Task prompt
Each line that has the string "name" must be copied from the records below.

Recorded data
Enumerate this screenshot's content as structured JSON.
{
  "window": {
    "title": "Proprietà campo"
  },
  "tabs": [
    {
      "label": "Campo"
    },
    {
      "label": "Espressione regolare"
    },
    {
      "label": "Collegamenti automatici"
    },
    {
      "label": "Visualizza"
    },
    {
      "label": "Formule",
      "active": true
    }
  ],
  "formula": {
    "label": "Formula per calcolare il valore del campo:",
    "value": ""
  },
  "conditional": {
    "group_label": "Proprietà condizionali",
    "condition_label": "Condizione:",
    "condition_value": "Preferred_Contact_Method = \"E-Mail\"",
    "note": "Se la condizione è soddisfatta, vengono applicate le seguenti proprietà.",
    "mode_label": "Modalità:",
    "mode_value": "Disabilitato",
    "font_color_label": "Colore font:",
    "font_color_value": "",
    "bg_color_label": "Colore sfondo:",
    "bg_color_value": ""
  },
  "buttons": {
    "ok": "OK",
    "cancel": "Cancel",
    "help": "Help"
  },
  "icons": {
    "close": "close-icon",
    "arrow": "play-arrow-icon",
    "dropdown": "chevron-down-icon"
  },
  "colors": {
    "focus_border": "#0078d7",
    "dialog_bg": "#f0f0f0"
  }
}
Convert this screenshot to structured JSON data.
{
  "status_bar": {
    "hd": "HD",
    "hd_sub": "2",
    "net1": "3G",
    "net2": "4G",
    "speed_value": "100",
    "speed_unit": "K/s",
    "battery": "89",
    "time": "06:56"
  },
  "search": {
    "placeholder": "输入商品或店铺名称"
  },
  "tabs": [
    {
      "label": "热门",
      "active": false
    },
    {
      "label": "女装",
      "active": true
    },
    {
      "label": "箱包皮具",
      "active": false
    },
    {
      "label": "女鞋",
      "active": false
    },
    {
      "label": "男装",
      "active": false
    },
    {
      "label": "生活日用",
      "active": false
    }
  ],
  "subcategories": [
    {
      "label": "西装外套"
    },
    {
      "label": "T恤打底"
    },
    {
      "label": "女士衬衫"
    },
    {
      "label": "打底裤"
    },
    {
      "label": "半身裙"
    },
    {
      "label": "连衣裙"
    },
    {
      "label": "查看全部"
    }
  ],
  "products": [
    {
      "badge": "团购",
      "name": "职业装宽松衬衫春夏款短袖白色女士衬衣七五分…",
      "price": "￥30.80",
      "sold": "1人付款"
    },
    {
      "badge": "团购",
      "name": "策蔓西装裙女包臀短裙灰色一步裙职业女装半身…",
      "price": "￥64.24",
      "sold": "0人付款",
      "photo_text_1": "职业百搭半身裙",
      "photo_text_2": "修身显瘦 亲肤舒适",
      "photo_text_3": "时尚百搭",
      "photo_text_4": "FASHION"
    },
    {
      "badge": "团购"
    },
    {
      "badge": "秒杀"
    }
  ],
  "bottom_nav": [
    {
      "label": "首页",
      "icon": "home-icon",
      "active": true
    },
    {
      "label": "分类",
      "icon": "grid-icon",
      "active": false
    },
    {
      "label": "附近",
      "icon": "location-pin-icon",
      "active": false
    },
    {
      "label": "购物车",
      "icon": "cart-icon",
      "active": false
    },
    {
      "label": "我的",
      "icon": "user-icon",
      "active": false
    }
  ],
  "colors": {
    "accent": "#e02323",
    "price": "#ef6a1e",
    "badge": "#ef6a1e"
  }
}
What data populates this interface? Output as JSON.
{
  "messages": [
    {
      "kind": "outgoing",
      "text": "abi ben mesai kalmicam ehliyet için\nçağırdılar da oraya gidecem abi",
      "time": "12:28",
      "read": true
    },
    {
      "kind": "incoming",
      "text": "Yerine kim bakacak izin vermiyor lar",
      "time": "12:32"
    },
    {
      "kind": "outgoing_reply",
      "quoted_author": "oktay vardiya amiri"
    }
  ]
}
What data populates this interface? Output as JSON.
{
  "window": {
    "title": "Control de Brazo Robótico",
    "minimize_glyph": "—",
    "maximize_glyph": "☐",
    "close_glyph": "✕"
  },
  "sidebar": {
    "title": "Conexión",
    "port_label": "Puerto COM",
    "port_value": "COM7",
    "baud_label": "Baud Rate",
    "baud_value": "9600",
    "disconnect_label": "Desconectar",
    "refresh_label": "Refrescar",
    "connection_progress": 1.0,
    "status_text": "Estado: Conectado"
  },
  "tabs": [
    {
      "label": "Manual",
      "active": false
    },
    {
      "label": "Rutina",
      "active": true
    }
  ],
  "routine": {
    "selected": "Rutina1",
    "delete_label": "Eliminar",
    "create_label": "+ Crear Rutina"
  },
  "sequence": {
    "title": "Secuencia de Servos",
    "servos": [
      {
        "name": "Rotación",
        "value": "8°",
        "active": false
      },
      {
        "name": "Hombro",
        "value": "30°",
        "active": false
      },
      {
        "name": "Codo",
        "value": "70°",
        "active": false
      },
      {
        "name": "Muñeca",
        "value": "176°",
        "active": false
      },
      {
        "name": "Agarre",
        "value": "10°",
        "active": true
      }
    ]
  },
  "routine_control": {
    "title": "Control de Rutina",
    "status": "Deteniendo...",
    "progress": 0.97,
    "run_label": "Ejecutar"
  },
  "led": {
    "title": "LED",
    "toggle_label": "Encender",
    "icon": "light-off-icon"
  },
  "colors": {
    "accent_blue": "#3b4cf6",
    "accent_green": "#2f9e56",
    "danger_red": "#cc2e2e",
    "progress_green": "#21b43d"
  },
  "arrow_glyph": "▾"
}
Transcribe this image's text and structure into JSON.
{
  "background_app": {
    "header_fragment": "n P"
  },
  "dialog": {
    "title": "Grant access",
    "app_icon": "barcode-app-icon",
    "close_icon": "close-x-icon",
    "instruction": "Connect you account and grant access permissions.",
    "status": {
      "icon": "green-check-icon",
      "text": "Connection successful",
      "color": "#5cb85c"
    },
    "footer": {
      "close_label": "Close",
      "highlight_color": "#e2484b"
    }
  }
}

Answer for the task
      "name": "职业装宽松衬衫春夏款短袖白色女士衬衣七五分…",
      "name": "策蔓西装裙女包臀短裙灰色一步裙职业女装半身…",
        "name": "Rotación",
        "name": "Hombro",
        "name": "Codo",
        "name": "Muñeca",
        "name": "Agarre",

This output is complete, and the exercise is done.